Work request:
Copy out each line below in which the string "program" appears.

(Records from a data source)
- - - - - - -
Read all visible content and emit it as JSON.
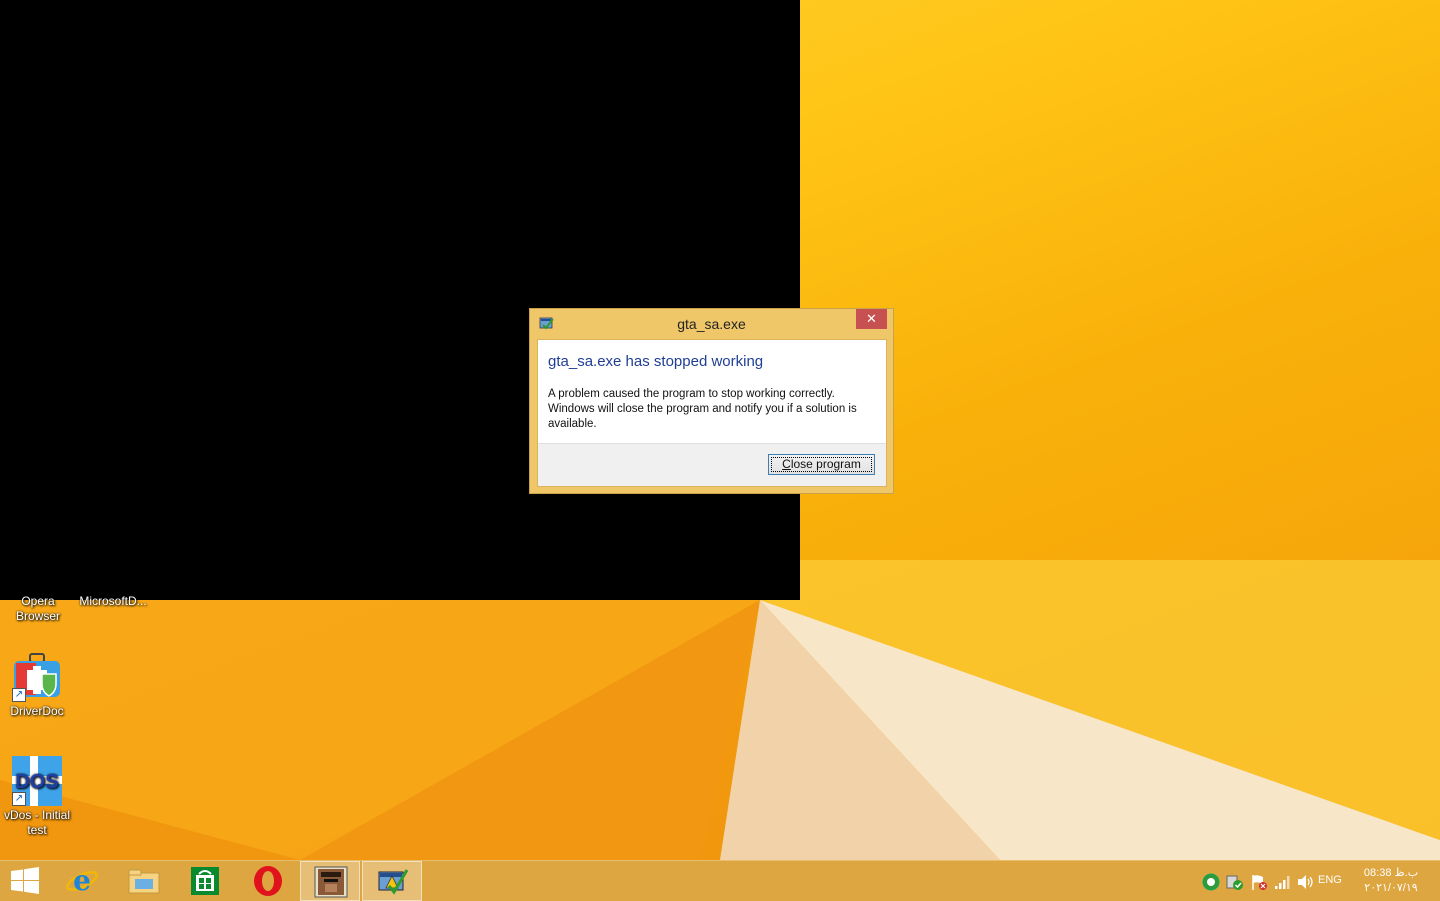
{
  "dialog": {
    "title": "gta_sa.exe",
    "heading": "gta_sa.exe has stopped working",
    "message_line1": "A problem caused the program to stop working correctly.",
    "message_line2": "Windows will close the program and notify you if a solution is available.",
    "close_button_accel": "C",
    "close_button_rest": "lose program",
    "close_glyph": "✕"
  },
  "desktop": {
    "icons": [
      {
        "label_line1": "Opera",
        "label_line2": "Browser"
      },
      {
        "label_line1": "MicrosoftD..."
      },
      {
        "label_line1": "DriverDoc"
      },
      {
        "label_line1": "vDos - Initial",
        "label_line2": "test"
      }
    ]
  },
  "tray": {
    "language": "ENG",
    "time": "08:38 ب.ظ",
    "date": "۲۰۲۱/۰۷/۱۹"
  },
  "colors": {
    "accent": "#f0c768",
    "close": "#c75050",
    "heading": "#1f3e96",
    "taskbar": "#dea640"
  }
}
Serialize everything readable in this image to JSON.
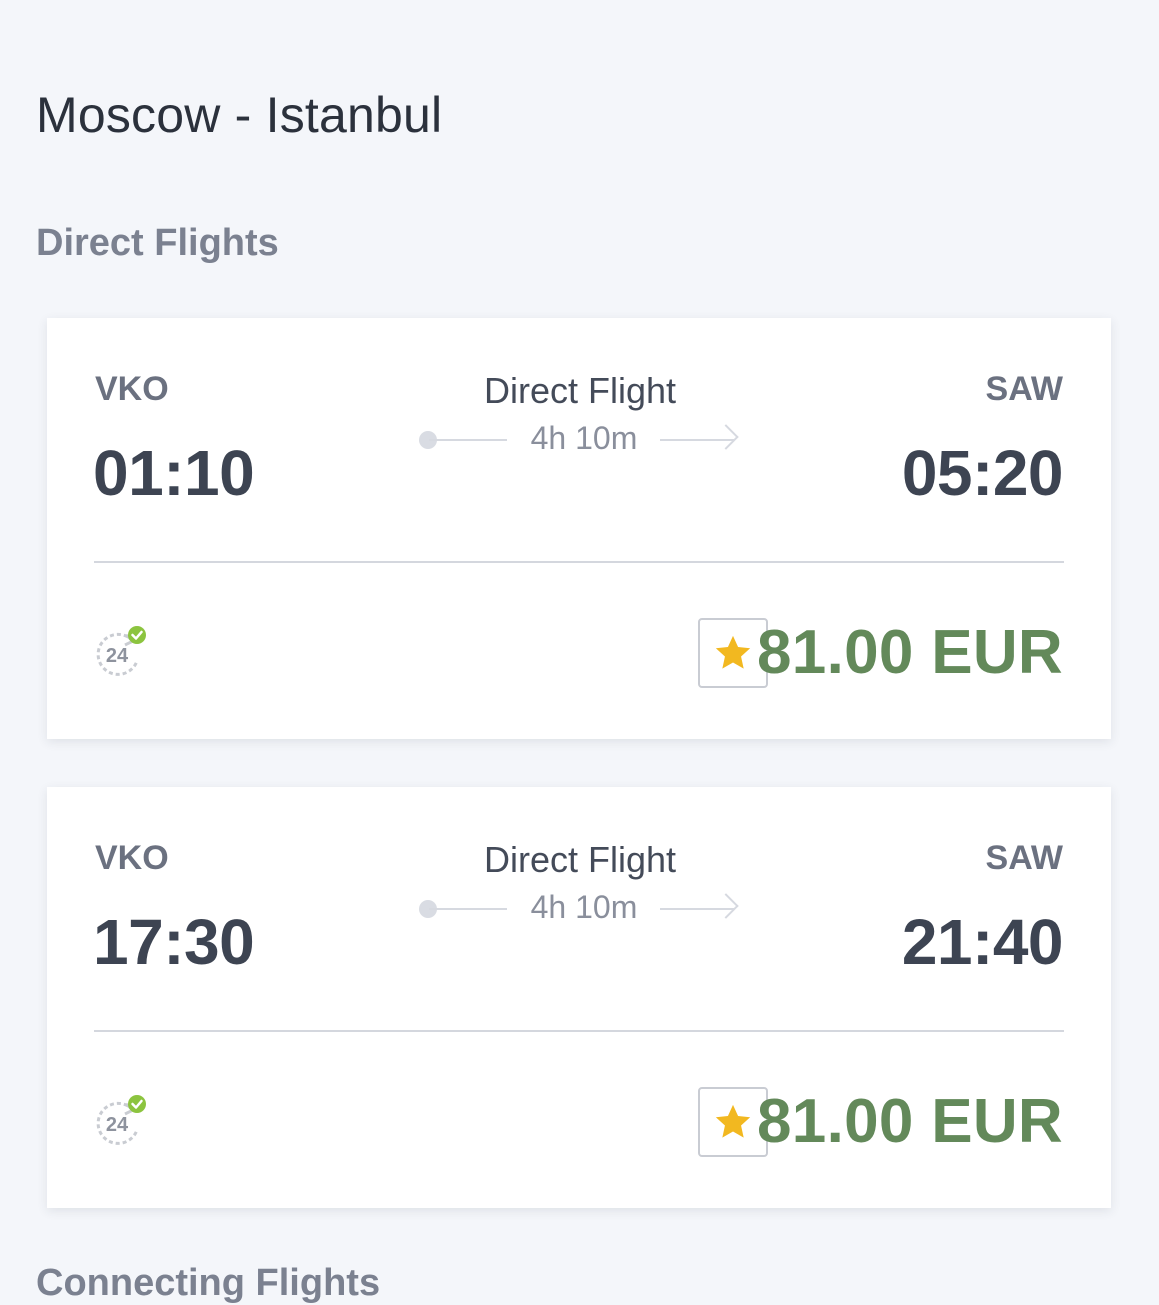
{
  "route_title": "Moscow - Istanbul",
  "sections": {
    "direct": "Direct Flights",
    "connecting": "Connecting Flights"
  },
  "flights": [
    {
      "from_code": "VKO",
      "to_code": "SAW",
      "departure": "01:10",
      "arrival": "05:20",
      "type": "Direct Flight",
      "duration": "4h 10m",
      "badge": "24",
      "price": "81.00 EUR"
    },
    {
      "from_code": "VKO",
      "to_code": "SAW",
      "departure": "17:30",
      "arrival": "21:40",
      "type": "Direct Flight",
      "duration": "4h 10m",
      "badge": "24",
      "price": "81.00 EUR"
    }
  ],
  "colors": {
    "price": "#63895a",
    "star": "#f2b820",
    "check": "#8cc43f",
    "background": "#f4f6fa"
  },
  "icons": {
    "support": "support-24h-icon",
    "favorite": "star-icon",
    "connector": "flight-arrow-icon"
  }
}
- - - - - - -
Task result:
    "message_line1": "A problem caused the program to stop working correctly.",
    "message_line2": "Windows will close the program and notify you if a solution is available.",
    "close_button_rest": "lose program",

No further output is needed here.